[App and web page records]

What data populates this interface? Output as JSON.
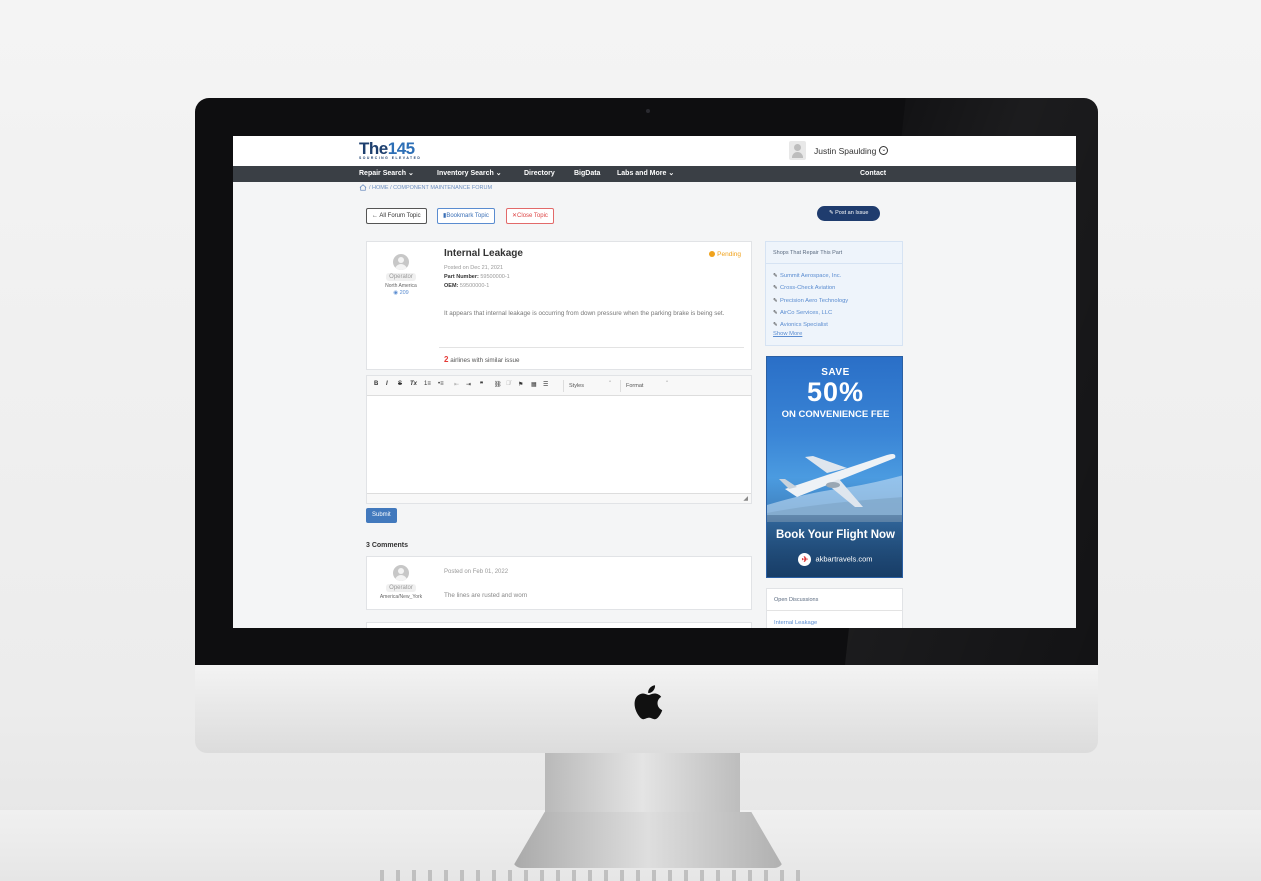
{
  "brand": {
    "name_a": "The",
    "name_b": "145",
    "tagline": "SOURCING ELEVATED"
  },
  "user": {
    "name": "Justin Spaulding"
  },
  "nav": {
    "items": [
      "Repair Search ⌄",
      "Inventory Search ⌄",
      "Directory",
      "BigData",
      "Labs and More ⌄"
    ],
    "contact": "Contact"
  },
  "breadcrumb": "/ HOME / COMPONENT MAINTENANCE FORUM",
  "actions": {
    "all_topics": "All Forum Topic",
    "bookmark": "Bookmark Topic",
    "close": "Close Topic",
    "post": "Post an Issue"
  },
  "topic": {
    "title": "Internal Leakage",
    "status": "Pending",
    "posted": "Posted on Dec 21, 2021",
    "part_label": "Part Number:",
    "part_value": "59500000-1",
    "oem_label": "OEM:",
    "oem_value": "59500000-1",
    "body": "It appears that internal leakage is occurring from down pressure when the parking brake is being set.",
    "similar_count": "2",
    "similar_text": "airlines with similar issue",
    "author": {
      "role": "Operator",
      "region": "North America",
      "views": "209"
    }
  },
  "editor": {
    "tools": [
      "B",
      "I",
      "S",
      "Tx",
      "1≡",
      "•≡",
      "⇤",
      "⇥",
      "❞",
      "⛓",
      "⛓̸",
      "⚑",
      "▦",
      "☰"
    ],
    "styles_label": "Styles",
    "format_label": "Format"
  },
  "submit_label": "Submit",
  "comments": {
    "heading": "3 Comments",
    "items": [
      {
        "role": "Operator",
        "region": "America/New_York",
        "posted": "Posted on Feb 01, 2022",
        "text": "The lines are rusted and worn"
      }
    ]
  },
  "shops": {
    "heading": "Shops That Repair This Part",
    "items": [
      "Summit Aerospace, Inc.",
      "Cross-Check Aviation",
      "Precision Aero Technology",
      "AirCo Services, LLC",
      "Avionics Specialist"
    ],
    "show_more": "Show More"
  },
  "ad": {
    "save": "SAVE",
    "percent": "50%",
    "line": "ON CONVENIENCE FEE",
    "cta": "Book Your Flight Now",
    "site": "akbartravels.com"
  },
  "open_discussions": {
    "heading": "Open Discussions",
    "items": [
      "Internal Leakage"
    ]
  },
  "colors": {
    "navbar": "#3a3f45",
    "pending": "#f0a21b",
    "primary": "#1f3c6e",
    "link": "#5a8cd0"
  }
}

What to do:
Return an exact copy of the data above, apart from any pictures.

Written response:
What data populates this interface? Output as JSON.
{
  "brand": {
    "name_a": "The",
    "name_b": "145",
    "tagline": "SOURCING ELEVATED"
  },
  "user": {
    "name": "Justin Spaulding"
  },
  "nav": {
    "items": [
      "Repair Search ⌄",
      "Inventory Search ⌄",
      "Directory",
      "BigData",
      "Labs and More ⌄"
    ],
    "contact": "Contact"
  },
  "breadcrumb": "/ HOME / COMPONENT MAINTENANCE FORUM",
  "actions": {
    "all_topics": "All Forum Topic",
    "bookmark": "Bookmark Topic",
    "close": "Close Topic",
    "post": "Post an Issue"
  },
  "topic": {
    "title": "Internal Leakage",
    "status": "Pending",
    "posted": "Posted on Dec 21, 2021",
    "part_label": "Part Number:",
    "part_value": "59500000-1",
    "oem_label": "OEM:",
    "oem_value": "59500000-1",
    "body": "It appears that internal leakage is occurring from down pressure when the parking brake is being set.",
    "similar_count": "2",
    "similar_text": "airlines with similar issue",
    "author": {
      "role": "Operator",
      "region": "North America",
      "views": "209"
    }
  },
  "editor": {
    "tools": [
      "B",
      "I",
      "S",
      "Tx",
      "1≡",
      "•≡",
      "⇤",
      "⇥",
      "❞",
      "⛓",
      "⛓̸",
      "⚑",
      "▦",
      "☰"
    ],
    "styles_label": "Styles",
    "format_label": "Format"
  },
  "submit_label": "Submit",
  "comments": {
    "heading": "3 Comments",
    "items": [
      {
        "role": "Operator",
        "region": "America/New_York",
        "posted": "Posted on Feb 01, 2022",
        "text": "The lines are rusted and worn"
      }
    ]
  },
  "shops": {
    "heading": "Shops That Repair This Part",
    "items": [
      "Summit Aerospace, Inc.",
      "Cross-Check Aviation",
      "Precision Aero Technology",
      "AirCo Services, LLC",
      "Avionics Specialist"
    ],
    "show_more": "Show More"
  },
  "ad": {
    "save": "SAVE",
    "percent": "50%",
    "line": "ON CONVENIENCE FEE",
    "cta": "Book Your Flight Now",
    "site": "akbartravels.com"
  },
  "open_discussions": {
    "heading": "Open Discussions",
    "items": [
      "Internal Leakage"
    ]
  },
  "colors": {
    "navbar": "#3a3f45",
    "pending": "#f0a21b",
    "primary": "#1f3c6e",
    "link": "#5a8cd0"
  }
}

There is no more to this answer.